A version was recorded by Uncle Am Stuart (b. 1856, Morristown, Tenn.) for Vocalion in 1924, and it was one of the first tunes ever recorded (1925) by Fiddlin' Doc Roberts (east-central Tennessee). Richard Nevins (1973) says this is the most syncopated selection the Skillet Lickers ever recorded.

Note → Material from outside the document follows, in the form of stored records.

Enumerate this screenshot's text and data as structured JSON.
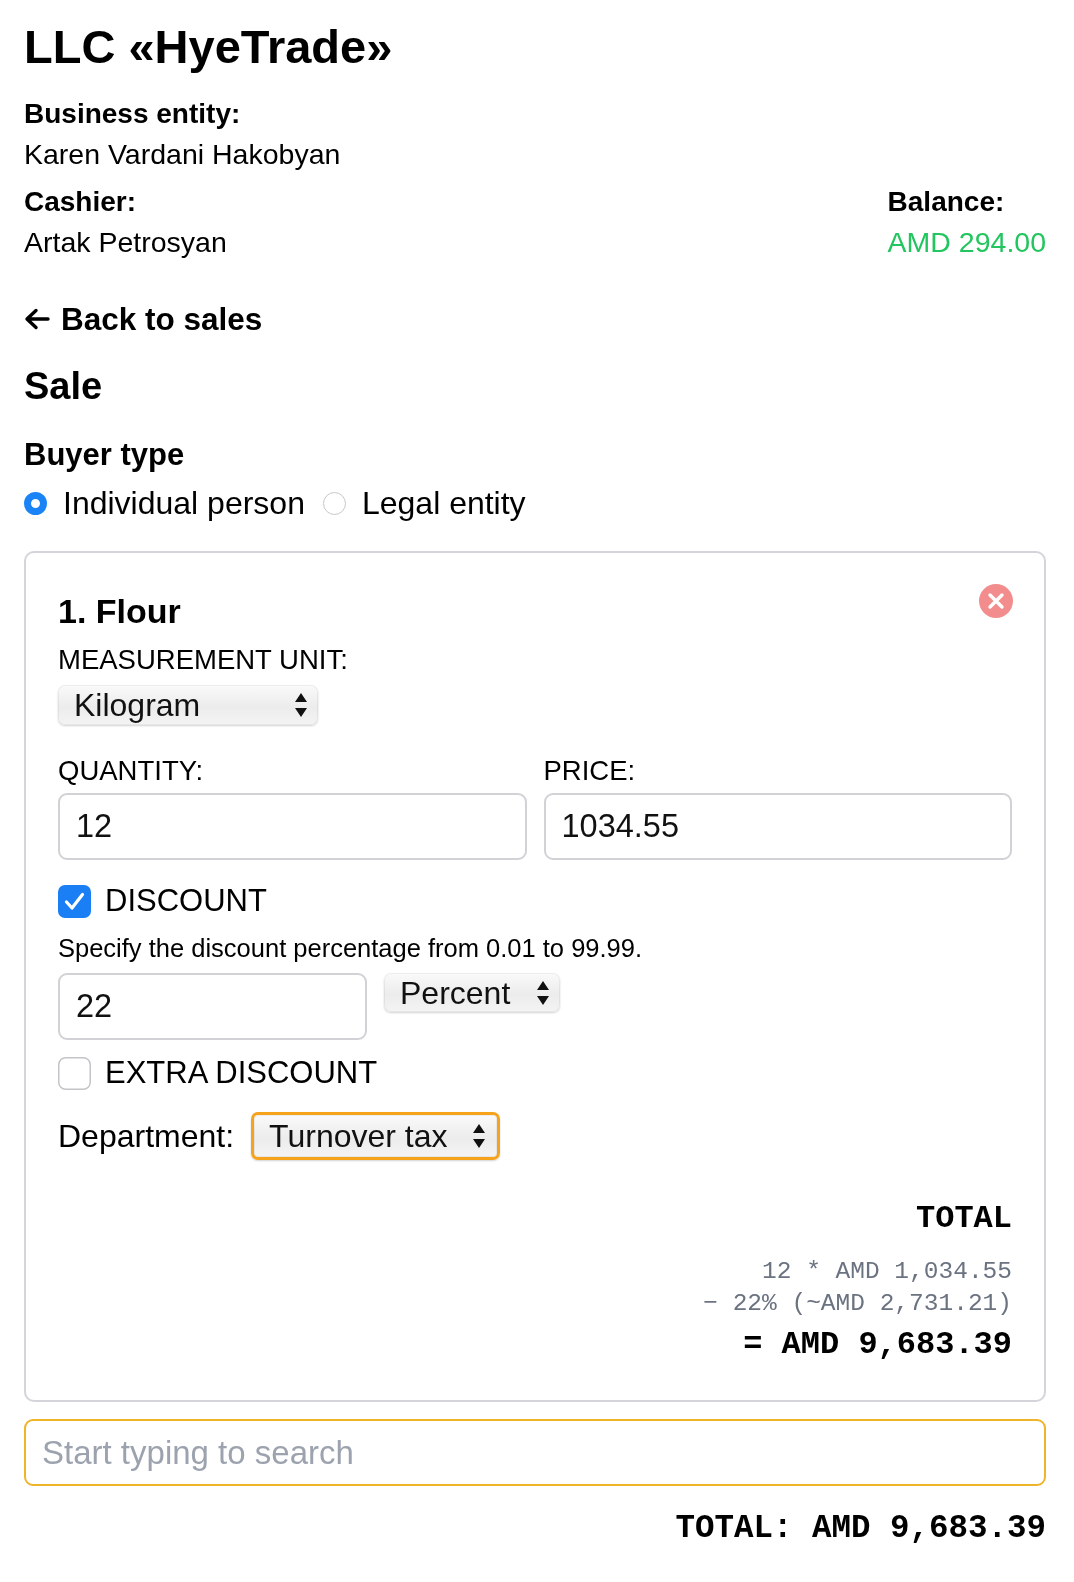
{
  "company": {
    "name": "LLC «HyeTrade»"
  },
  "info": {
    "business_entity": {
      "label": "Business entity:",
      "value": "Karen Vardani Hakobyan"
    },
    "cashier": {
      "label": "Cashier:",
      "value": "Artak Petrosyan"
    },
    "balance": {
      "label": "Balance:",
      "value": "AMD 294.00"
    }
  },
  "back_link": {
    "label": "Back to sales"
  },
  "page_title": "Sale",
  "buyer_type": {
    "label": "Buyer type",
    "options": [
      {
        "label": "Individual person",
        "selected": true
      },
      {
        "label": "Legal entity",
        "selected": false
      }
    ]
  },
  "items": [
    {
      "title": "1. Flour",
      "unit": {
        "label": "MEASUREMENT UNIT:",
        "value": "Kilogram"
      },
      "quantity": {
        "label": "QUANTITY:",
        "value": "12"
      },
      "price": {
        "label": "PRICE:",
        "value": "1034.55"
      },
      "discount": {
        "label": "DISCOUNT",
        "checked": true,
        "hint": "Specify the discount percentage from 0.01 to 99.99.",
        "value": "22",
        "type": "Percent"
      },
      "extra_discount": {
        "label": "EXTRA DISCOUNT",
        "checked": false
      },
      "department": {
        "label": "Department:",
        "value": "Turnover tax",
        "highlighted": true
      },
      "total": {
        "label": "TOTAL",
        "lines": [
          "12 * AMD 1,034.55",
          "− 22% (~AMD 2,731.21)"
        ],
        "result": "= AMD 9,683.39"
      }
    }
  ],
  "search": {
    "placeholder": "Start typing to search"
  },
  "grand_total": "TOTAL: AMD 9,683.39"
}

Interestingly, the title appears in a list of tunes in his repertoire brought by Philip Goodman, the last professional and traditional piper in Farney, County Louth, Ireland, to the Feis Ceoil in Belfast in 1898 (Breathnach, 1997). While mostly traditional in his repertoire, Goodman regularly played several novelty or 'popular' tunes, this one (which he called "Dicksie's Land") perhaps for Irish veterans of the American Civil War, of which there were many. He also played "Yankee Doodle." "Dicksey Land" also was entered into the mid-19th music manuscript collection of County Cork uilleann piper and cleric James Goodman (3/45a), and into the 1883 music manuscript collection of County Leitrim fiddler Stephen Grier ("Dixey's Land").